Fiskars sells many of their scissors on a nonstick version. They have a coating that helps keep your project from sticking to the scissors. These are great when you need to cut through things that have an adhesive backing.
These scissors are great for traveling because they fold up really small. I keep these with my cross-stitch supplies, they fit right in the embroidery thread box. According to the website they are TSA compliant though I wouldn’t trust my scissors to the TSA. They are also loop scissors so they can be used by right or left handers.
Though I like these for embroidery I do not like them for felt. The blunt tip on the end just doesn’t work for felt.
Micro-Tip scissors on the other hand are great for working with felt. I like these because they are small and have a pointed tip. This really helps you cut out the tiny details with felt.
I love these scissors and use them for everything. I frequently lose them. Luckily, they are currently safely tucked into my felt supplies. I’ve been cutting a lot of felt lately.
Thread snips are great to have next to the sewing machine to cut threads from your project. The original pair I have had for years just aren’t sharp enough for the job. This is the only pair of Fiskars scissors that I would not recommend.
Fiskars recently sent me the newest version of their thread snips called Ultrasharp Thread Snips and they are much better. If you have tried the original version and didn’t love them, give these ones a try. These cut right through thread and they have a shield that goes up over the blade for easy travel.
These are great for paper projects like cards where you would like a fancy edge. You can buy scissors with all kinds of blades that make different designs.
These scissors can be a little hard to use though. Sometimes when you cut to the end of the blade they rip the paper and depending on the brand the design doesn’t go all the way to the tip. The design does go all the way to the tip with Fiskars but they still only cut a few inches at a time.
I have always thought that paper edgers were fun, though I don’t have a lot of use for them. With these I’ve never noticed a difference in brand though all of mine are Fiskars.
Fiskars has plenty of options for kids. You can buy them with pointed or blunt tips and they come in different lengths so you can find a pair that are safe for the age group you are working with.
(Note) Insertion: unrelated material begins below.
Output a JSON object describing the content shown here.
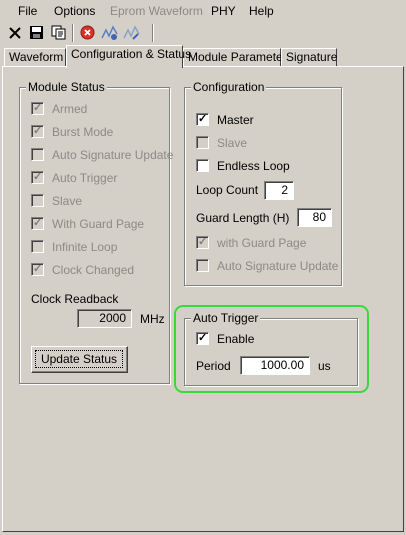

They even sell scissors for preschoolers that are blunt so they only cut paper.
Fiskars sells a couple versions of scissor sharpeners. They have a hand held version that looks like a key fob and a desktop version. The desktop version is pictured here. Neither are expensive and at least for the desktop version, it works great.
To use the desktop scissor sharpener, just open the blades of your scissors and insert them all the way into the sharpener. Quickly close the blade while pulling it out of the sharpener. This will run the blade across the rod inside the sharpener, sharpening your scissors.
Sometimes your scissors can’t be sharpened with these. For instance, decorative scissors or the thread snips won’t fit in the sharpener. I use tin foil to sharpen these. Just fold a piece of tin foil so you have a couple of layers and cut through it a few times with the scissors you want to sharpen. I don’t think this works as well as the sharpener but it gets the job done.
I didn’t cover rotary cutters in this post because it’s little off topic. If you would like to know more about Fiskars Rotary Cutters check out my post How To Choose The Best Fiskars Rotary Cutter.
My take away from this post is that I have too many scissors. At least with this many scissors I don’t have to worry about ruining my sewing scissors with another material. What are your favorite scissors?